HELD: Appeal by T allowed in part. The action against her was dismissed. Cross-appeal dismissed. The trial judge did not err in finding the essential terms of the contract were present. There was ample evidence supporting his findings of fact in relation to parties, price and property. The trial judge was aware of the caution that must be applied when determining if there was a contract formed between family members. There was no higher standard of proof in a case where the defendant had died. The trial judge was entitled to give weight to the subsequent conduct evidence to assist in determining the intentions of the parties regarding the terms of the contract. Although J was a minor at the time the contract was formed, s. 5 of Lord Tenterden’s Act did not require this contract to be in writing to be enforceable as against J. His failure to promptly repudiate the contract upon reaching the age of majority was fatal to his disavowal of the contract. The trial judge did not err in his calculation of the damages for unjust enrichment. The value survived approach to the quantification of damages was the correct approach. B’s contributions directly enabled the assets of the ranch to be acquired and then preserved and grown over the decades. After considering all the benefits B received, the trial judge did not err in determining these benefits were equivalent to only a small proportion of the value of his contributions as a member of this common enterprise. The trial judge provided sufficient reasons and evidence-based examples for coming to his conclusions. There was no error in the method or result of the trial judge’s determination of what assets formed the ranch and their value. The claim against T must be dismissed. She was not a party to the contract so there was no claim against her in contract. As there was no evidence that she personally received any ranch property, there could be no judgment against her for unjust enrichment.

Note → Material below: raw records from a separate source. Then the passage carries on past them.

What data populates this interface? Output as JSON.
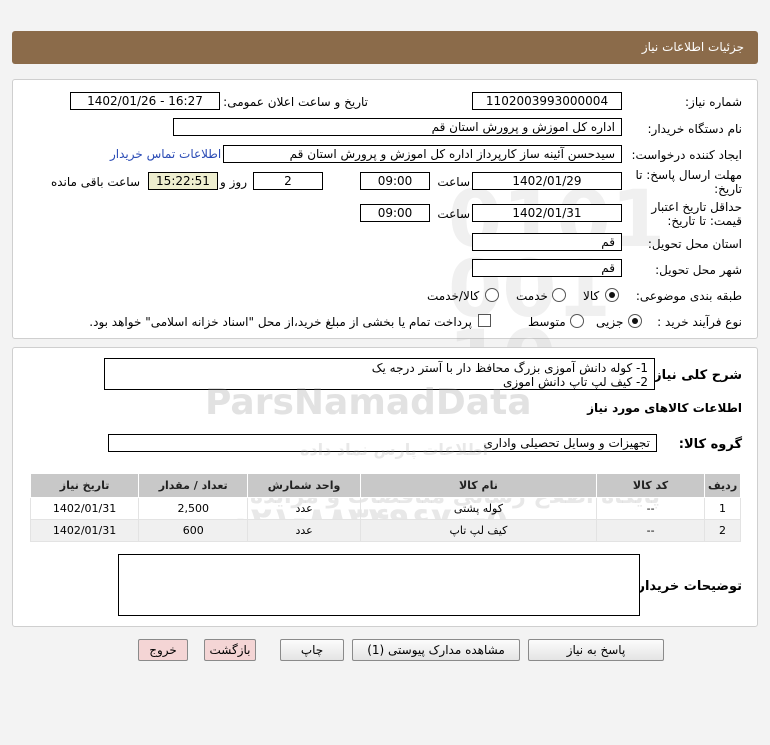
{
  "header": {
    "title": "جزئیات اطلاعات نیاز"
  },
  "form": {
    "need_number_label": "شماره نیاز:",
    "need_number": "1102003993000004",
    "announce_label": "تاریخ و ساعت اعلان عمومی:",
    "announce_value": "1402/01/26 - 16:27",
    "buyer_org_label": "نام دستگاه خریدار:",
    "buyer_org": "اداره کل اموزش و پرورش استان قم",
    "creator_label": "ایجاد کننده درخواست:",
    "creator": "سیدحسن آئینه ساز کارپرداز اداره کل اموزش و پرورش استان قم",
    "contact_link": "اطلاعات تماس خریدار",
    "deadline_label_1": "مهلت ارسال پاسخ: تا",
    "deadline_label_2": "تاریخ:",
    "deadline_date": "1402/01/29",
    "hour_label": "ساعت",
    "deadline_time": "09:00",
    "days_value": "2",
    "days_label": "روز و",
    "remaining_time": "15:22:51",
    "remaining_label": "ساعت باقی مانده",
    "validity_label_1": "حداقل تاریخ اعتبار",
    "validity_label_2": "قیمت: تا تاریخ:",
    "validity_date": "1402/01/31",
    "validity_hour_label": "ساعت",
    "validity_time": "09:00",
    "province_label": "استان محل تحویل:",
    "province": "قم",
    "city_label": "شهر محل تحویل:",
    "city": "قم",
    "category_label": "طبقه بندی موضوعی:",
    "category_options": [
      "کالا",
      "خدمت",
      "کالا/خدمت"
    ],
    "process_label": "نوع فرآیند خرید :",
    "process_options": [
      "جزیی",
      "متوسط"
    ],
    "payment_note": "پرداخت تمام یا بخشی از مبلغ خرید،از محل \"اسناد خزانه اسلامی\" خواهد بود."
  },
  "summary": {
    "label": "شرح کلی نیاز:",
    "line1": "1- کوله دانش آموزی بزرگ محافظ دار با آستر درجه یک",
    "line2": "2- کیف لپ تاپ دانش اموزی",
    "goods_info_title": "اطلاعات کالاهای مورد نیاز",
    "group_label": "گروه کالا:",
    "group_value": "تجهیزات و وسایل تحصیلی واداری"
  },
  "table": {
    "headers": [
      "ردیف",
      "کد کالا",
      "نام کالا",
      "واحد شمارش",
      "تعداد / مقدار",
      "تاریخ نیاز"
    ],
    "rows": [
      [
        "1",
        "--",
        "کوله پشتی",
        "عدد",
        "2,500",
        "1402/01/31"
      ],
      [
        "2",
        "--",
        "کیف لپ تاپ",
        "عدد",
        "600",
        "1402/01/31"
      ]
    ]
  },
  "notes": {
    "label": "توضیحات خریدار:",
    "value": ""
  },
  "buttons": {
    "reply": "پاسخ به نیاز",
    "view_docs": "مشاهده مدارک پیوستی (1)",
    "print": "چاپ",
    "back": "بازگشت",
    "exit": "خروج"
  },
  "watermark": {
    "brand": "ParsNamadData",
    "line1": "پایگاه اطلاع رسانی مناقصات و مزایده",
    "line2": "اطلاعات پارس نماد داده",
    "phone": "۰۲۱-۸۸۳۴۹۶۷۰-۵"
  },
  "colors": {
    "header_bg": "#8b6b4a",
    "link": "#2a4bb5",
    "table_header": "#c8c8c8",
    "remaining_bg": "#eeeecf"
  }
}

Jans v. Jans Estate, [2020] S.J. No. 192, Saskatchewan Court of Appeal, N.W. Caldwell, J.A. Ryan-Froslie and J.A. Tholl JJ.A., May 13, 2020. Digest No. TLD-June152020002